#### [TASK DETAILS]
Below are the records; collect from them each line containing the string "value".

Data records for software interfaces:
....

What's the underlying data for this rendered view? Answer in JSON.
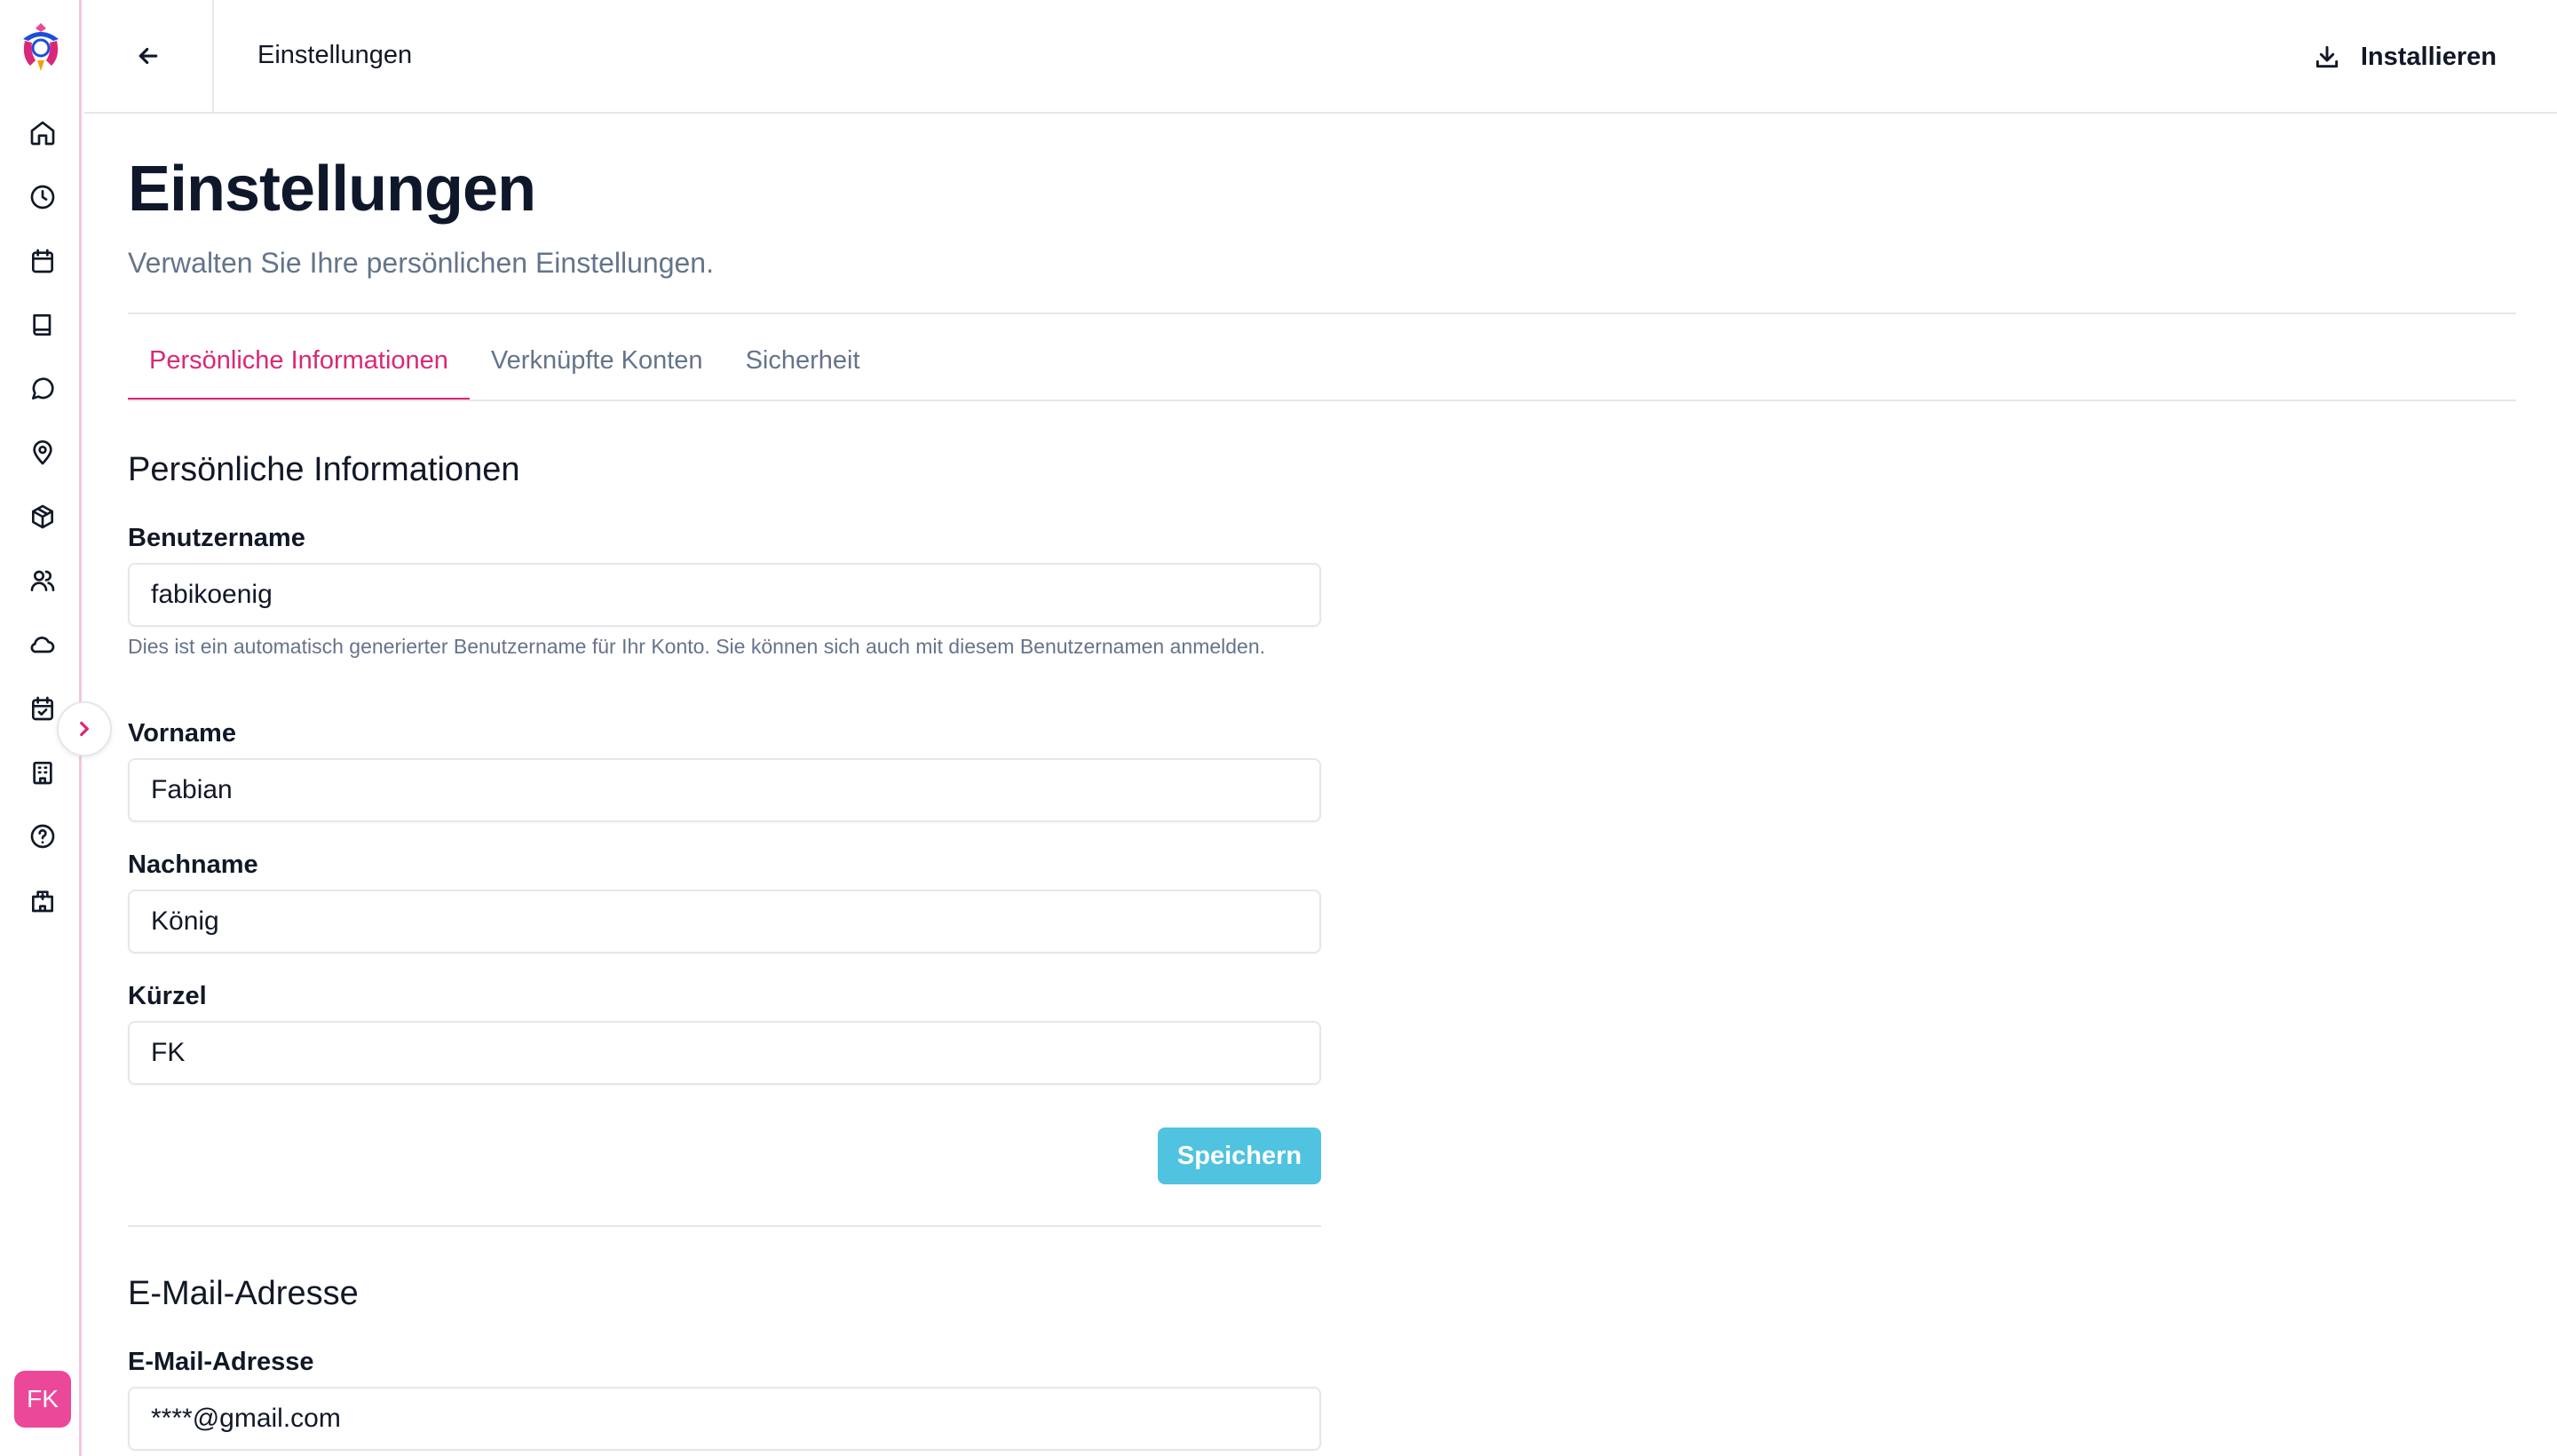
{
  "header": {
    "title": "Einstellungen",
    "install_label": "Installieren"
  },
  "sidebar": {
    "items": [
      {
        "icon": "home-icon"
      },
      {
        "icon": "clock-icon"
      },
      {
        "icon": "calendar-icon"
      },
      {
        "icon": "book-icon"
      },
      {
        "icon": "message-circle-icon"
      },
      {
        "icon": "map-pin-icon"
      },
      {
        "icon": "package-icon"
      },
      {
        "icon": "users-icon"
      },
      {
        "icon": "cloud-icon"
      },
      {
        "icon": "calendar-check-icon"
      },
      {
        "icon": "building-icon"
      },
      {
        "icon": "help-circle-icon"
      },
      {
        "icon": "hospital-icon"
      }
    ],
    "avatar_initials": "FK"
  },
  "page": {
    "title": "Einstellungen",
    "subtitle": "Verwalten Sie Ihre persönlichen Einstellungen."
  },
  "tabs": [
    {
      "label": "Persönliche Informationen",
      "active": true
    },
    {
      "label": "Verknüpfte Konten",
      "active": false
    },
    {
      "label": "Sicherheit",
      "active": false
    }
  ],
  "personal": {
    "section_title": "Persönliche Informationen",
    "username": {
      "label": "Benutzername",
      "value": "fabikoenig",
      "hint": "Dies ist ein automatisch generierter Benutzername für Ihr Konto. Sie können sich auch mit diesem Benutzernamen anmelden."
    },
    "firstname": {
      "label": "Vorname",
      "value": "Fabian"
    },
    "lastname": {
      "label": "Nachname",
      "value": "König"
    },
    "initials": {
      "label": "Kürzel",
      "value": "FK"
    },
    "save_label": "Speichern"
  },
  "email": {
    "section_title": "E-Mail-Adresse",
    "label": "E-Mail-Adresse",
    "value": "****@gmail.com"
  },
  "colors": {
    "accent": "#db2777",
    "save_button": "#4fc3e0",
    "avatar": "#ec4899"
  }
}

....

#### [TASK RESPONSE]
      "value": "fabikoenig",
      "value": "Fabian"
      "value": "König"
      "value": "FK"
    "value": "****@gmail.com"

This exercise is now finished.